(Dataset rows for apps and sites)
◆ ◆ ◆ ◆

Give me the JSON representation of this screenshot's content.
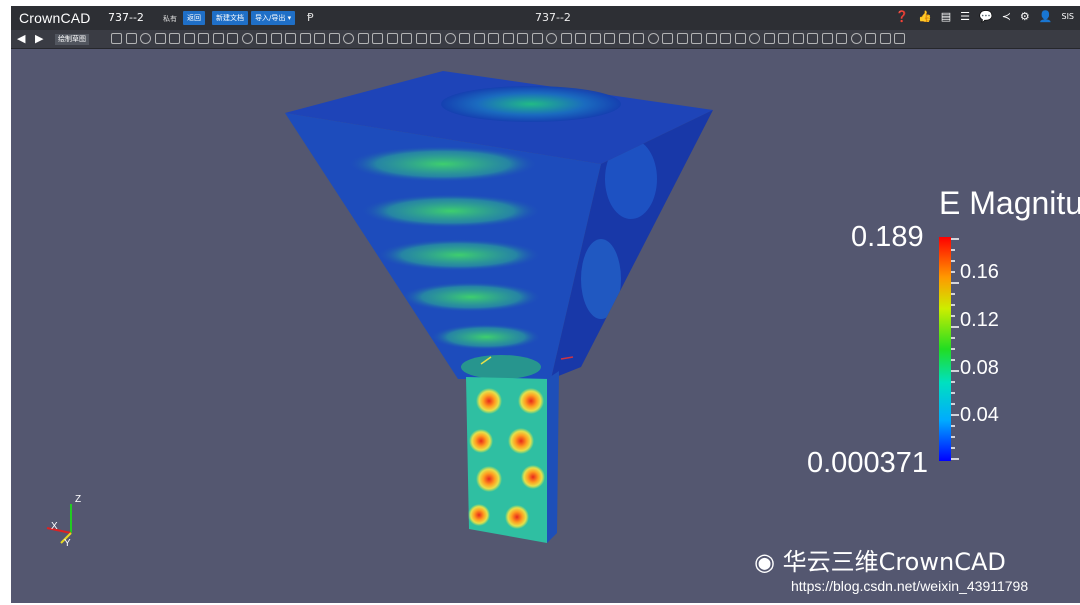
{
  "app": {
    "logo": "CrownCAD",
    "doc_name": "737--2",
    "small_label": "私有",
    "tab_title": "737--2",
    "buttons": [
      "返回",
      "新建文档",
      "导入/导出 ▾"
    ],
    "p_glyph": "Ᵽ",
    "user": "SIS"
  },
  "toolbar": {
    "sketch_label": "绘制草图",
    "undo_icon": "undo-icon",
    "redo_icon": "redo-icon"
  },
  "legend": {
    "title": "E Magnitude",
    "max": "0.189",
    "min": "0.000371",
    "ticks": [
      "0.16",
      "0.12",
      "0.08",
      "0.04"
    ]
  },
  "axes": {
    "x": "X",
    "y": "Y",
    "z": "Z"
  },
  "watermark": {
    "text": "华云三维CrownCAD",
    "url": "https://blog.csdn.net/weixin_43911798"
  },
  "colors": {
    "background": "#545770",
    "topbar": "#2d2f34",
    "accent": "#1f6fc7"
  }
}
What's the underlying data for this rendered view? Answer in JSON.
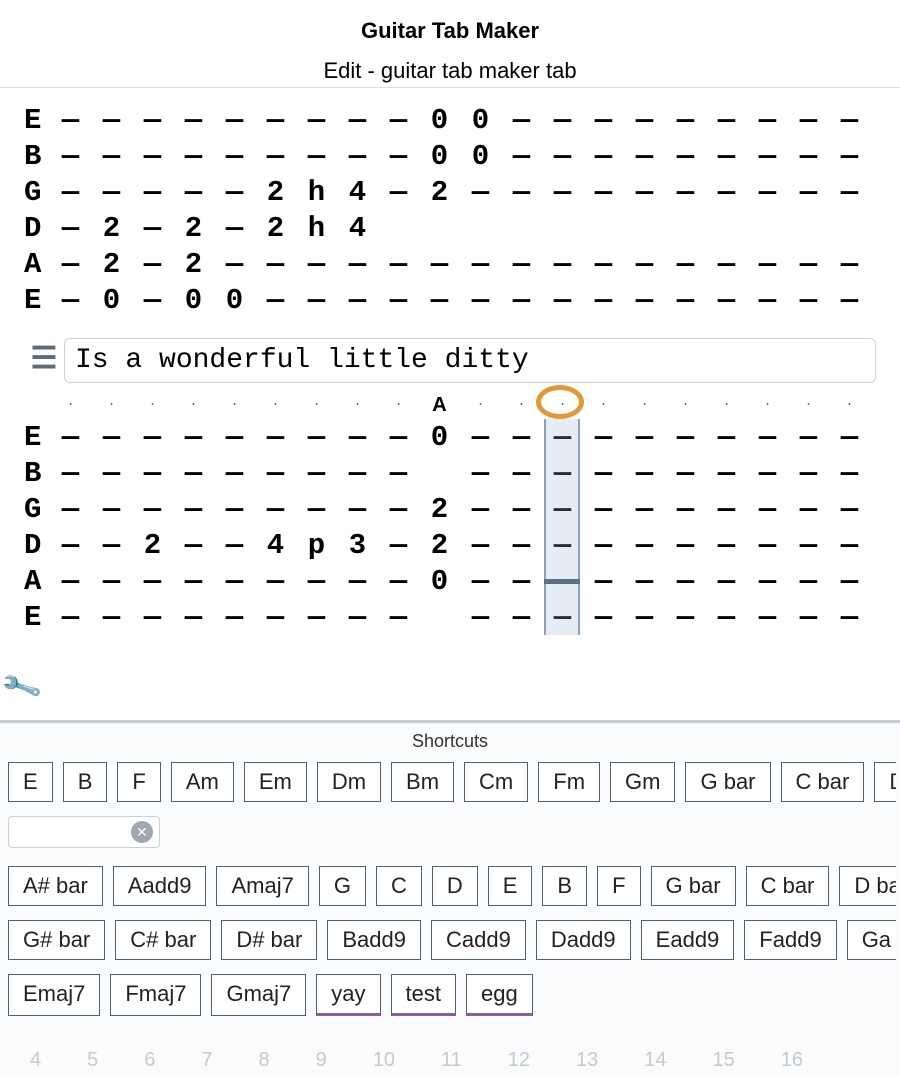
{
  "app": {
    "title": "Guitar Tab Maker",
    "subtitle": "Edit - guitar tab maker tab"
  },
  "columns": 20,
  "strings": [
    "E",
    "B",
    "G",
    "D",
    "A",
    "E"
  ],
  "section1": {
    "rows": [
      [
        "-",
        "-",
        "-",
        "-",
        "-",
        "-",
        "-",
        "-",
        "-",
        "0",
        "0",
        "-",
        "-",
        "-",
        "-",
        "-",
        "-",
        "-",
        "-",
        "-"
      ],
      [
        "-",
        "-",
        "-",
        "-",
        "-",
        "-",
        "-",
        "-",
        "-",
        "0",
        "0",
        "-",
        "-",
        "-",
        "-",
        "-",
        "-",
        "-",
        "-",
        "-"
      ],
      [
        "-",
        "-",
        "-",
        "-",
        "-",
        "2",
        "h",
        "4",
        "-",
        "2",
        "-",
        "-",
        "-",
        "-",
        "-",
        "-",
        "-",
        "-",
        "-",
        "-"
      ],
      [
        "-",
        "2",
        "-",
        "2",
        "-",
        "2",
        "h",
        "4",
        " ",
        " ",
        " ",
        " ",
        " ",
        " ",
        " ",
        " ",
        " ",
        " ",
        " ",
        " "
      ],
      [
        "-",
        "2",
        "-",
        "2",
        "-",
        "-",
        "-",
        "-",
        "-",
        "-",
        "-",
        "-",
        "-",
        "-",
        "-",
        "-",
        "-",
        "-",
        "-",
        "-"
      ],
      [
        "-",
        "0",
        "-",
        "0",
        "0",
        "-",
        "-",
        "-",
        "-",
        "-",
        "-",
        "-",
        "-",
        "-",
        "-",
        "-",
        "-",
        "-",
        "-",
        "-"
      ]
    ]
  },
  "lyric": {
    "value": "Is a wonderful little ditty"
  },
  "section2": {
    "markers": [
      ".",
      ".",
      ".",
      ".",
      ".",
      ".",
      ".",
      ".",
      ".",
      "A",
      ".",
      ".",
      ".",
      ".",
      ".",
      ".",
      ".",
      ".",
      ".",
      "."
    ],
    "cursorCol": 12,
    "circleCol": 12,
    "rows": [
      [
        "-",
        "-",
        "-",
        "-",
        "-",
        "-",
        "-",
        "-",
        "-",
        "0",
        "-",
        "-",
        "-",
        "-",
        "-",
        "-",
        "-",
        "-",
        "-",
        "-"
      ],
      [
        "-",
        "-",
        "-",
        "-",
        "-",
        "-",
        "-",
        "-",
        "-",
        " ",
        "-",
        "-",
        "-",
        "-",
        "-",
        "-",
        "-",
        "-",
        "-",
        "-"
      ],
      [
        "-",
        "-",
        "-",
        "-",
        "-",
        "-",
        "-",
        "-",
        "-",
        "2",
        "-",
        "-",
        "-",
        "-",
        "-",
        "-",
        "-",
        "-",
        "-",
        "-"
      ],
      [
        "-",
        "-",
        "2",
        "-",
        "-",
        "4",
        "p",
        "3",
        "-",
        "2",
        "-",
        "-",
        "-",
        "-",
        "-",
        "-",
        "-",
        "-",
        "-",
        "-"
      ],
      [
        "-",
        "-",
        "-",
        "-",
        "-",
        "-",
        "-",
        "-",
        "-",
        "0",
        "-",
        "-",
        "-",
        "-",
        "-",
        "-",
        "-",
        "-",
        "-",
        "-"
      ],
      [
        "-",
        "-",
        "-",
        "-",
        "-",
        "-",
        "-",
        "-",
        "-",
        " ",
        "-",
        "-",
        "-",
        "-",
        "-",
        "-",
        "-",
        "-",
        "-",
        "-"
      ]
    ]
  },
  "icons": {
    "settings": "wrench-icon",
    "menu": "menu-icon",
    "clear": "clear-icon"
  },
  "shortcuts": {
    "title": "Shortcuts",
    "row1": [
      "E",
      "B",
      "F",
      "Am",
      "Em",
      "Dm",
      "Bm",
      "Cm",
      "Fm",
      "Gm",
      "G bar",
      "C bar",
      "D"
    ],
    "search": {
      "value": ""
    },
    "row2": [
      "A# bar",
      "Aadd9",
      "Amaj7",
      "G",
      "C",
      "D",
      "E",
      "B",
      "F",
      "G bar",
      "C bar",
      "D bar"
    ],
    "row3": [
      "G# bar",
      "C# bar",
      "D# bar",
      "Badd9",
      "Cadd9",
      "Dadd9",
      "Eadd9",
      "Fadd9",
      "Ga"
    ],
    "row4": [
      "Emaj7",
      "Fmaj7",
      "Gmaj7",
      "yay",
      "test",
      "egg"
    ],
    "userChips": [
      "yay",
      "test",
      "egg"
    ]
  },
  "fretNumbers": [
    "4",
    "5",
    "6",
    "7",
    "8",
    "9",
    "10",
    "11",
    "12",
    "13",
    "14",
    "15",
    "16"
  ]
}
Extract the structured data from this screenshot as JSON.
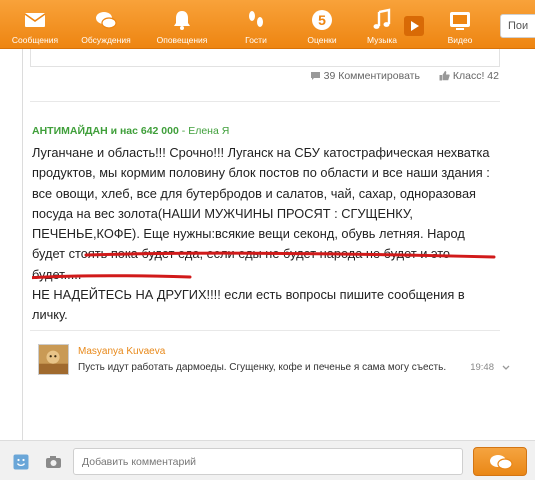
{
  "nav": {
    "items": [
      {
        "label": "Сообщения",
        "icon": "envelope-icon"
      },
      {
        "label": "Обсуждения",
        "icon": "chat-bubbles-icon"
      },
      {
        "label": "Оповещения",
        "icon": "bell-icon"
      },
      {
        "label": "Гости",
        "icon": "footprints-icon"
      },
      {
        "label": "Оценки",
        "icon": "rating-5-icon",
        "badge": "5"
      },
      {
        "label": "Музыка",
        "icon": "music-note-icon"
      },
      {
        "label": "Видео",
        "icon": "tv-icon"
      }
    ],
    "search_placeholder": "Пои"
  },
  "post": {
    "actions": {
      "comments": "39 Комментировать",
      "likes": "Класс! 42"
    },
    "group": "АНТИМАЙДАН и нас 642 000",
    "separator": " - ",
    "author": "Елена Я",
    "paragraph_1": "Луганчане и область!!! Срочно!!! Луганск на СБУ катострафическая нехватка  продуктов, мы кормим половину блок постов по области и все наши здания : все овощи, хлеб, все для бутербродов и салатов, чай, сахар, одноразовая посуда на вес золота(НАШИ МУЖЧИНЫ ПРОСЯТ : СГУЩЕНКУ, ПЕЧЕНЬЕ,КОФЕ). Еще нужны:всякие вещи секонд, обувь летняя.  Народ будет стоять пока будет еда, если еды не будет народа не будет и это будет.....",
    "paragraph_2": " НЕ  НАДЕЙТЕСЬ НА ДРУГИХ!!!! если есть вопросы пишите сообщения в личку."
  },
  "comment": {
    "author": "Masyanya Kuvaeva",
    "text": "Пусть идут работать дармоеды. Сгущенку, кофе и печенье я сама могу съесть.",
    "time": "19:48"
  },
  "composer": {
    "placeholder": "Добавить комментарий"
  },
  "colors": {
    "brand": "#ee8511",
    "group_link": "#3f9f3a",
    "underline": "#d11a1a",
    "comment_author": "#e8891a"
  }
}
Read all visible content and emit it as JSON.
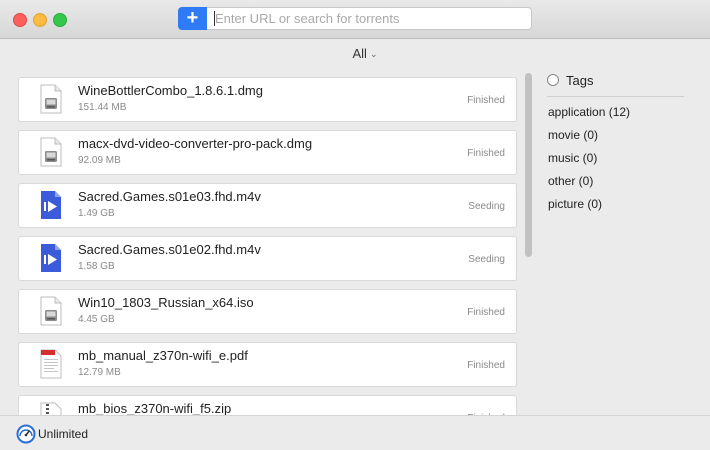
{
  "toolbar": {
    "add_label": "+",
    "search_placeholder": "Enter URL or search for torrents"
  },
  "filter": {
    "label": "All"
  },
  "torrents": [
    {
      "name": "WineBottlerCombo_1.8.6.1.dmg",
      "size": "151.44 MB",
      "status": "Finished",
      "icon": "disk-image-icon"
    },
    {
      "name": "macx-dvd-video-converter-pro-pack.dmg",
      "size": "92.09 MB",
      "status": "Finished",
      "icon": "disk-image-icon"
    },
    {
      "name": "Sacred.Games.s01e03.fhd.m4v",
      "size": "1.49 GB",
      "status": "Seeding",
      "icon": "video-file-icon"
    },
    {
      "name": "Sacred.Games.s01e02.fhd.m4v",
      "size": "1.58 GB",
      "status": "Seeding",
      "icon": "video-file-icon"
    },
    {
      "name": "Win10_1803_Russian_x64.iso",
      "size": "4.45 GB",
      "status": "Finished",
      "icon": "disk-image-icon"
    },
    {
      "name": "mb_manual_z370n-wifi_e.pdf",
      "size": "12.79 MB",
      "status": "Finished",
      "icon": "pdf-file-icon"
    },
    {
      "name": "mb_bios_z370n-wifi_f5.zip",
      "size": "",
      "status": "Finished",
      "icon": "zip-file-icon"
    }
  ],
  "tags": {
    "header": "Tags",
    "items": [
      "application (12)",
      "movie (0)",
      "music (0)",
      "other (0)",
      "picture (0)"
    ]
  },
  "footer": {
    "speed_label": "Unlimited"
  },
  "colors": {
    "accent": "#2f7bf5",
    "video_icon": "#3b5bdb",
    "pdf_icon": "#d32f2f"
  }
}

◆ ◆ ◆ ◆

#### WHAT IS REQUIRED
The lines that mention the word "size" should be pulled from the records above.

#### RESPONSE AREA
      "size": "151.44 MB",
      "size": "92.09 MB",
      "size": "1.49 GB",
      "size": "1.58 GB",
      "size": "4.45 GB",
      "size": "12.79 MB",
      "size": "",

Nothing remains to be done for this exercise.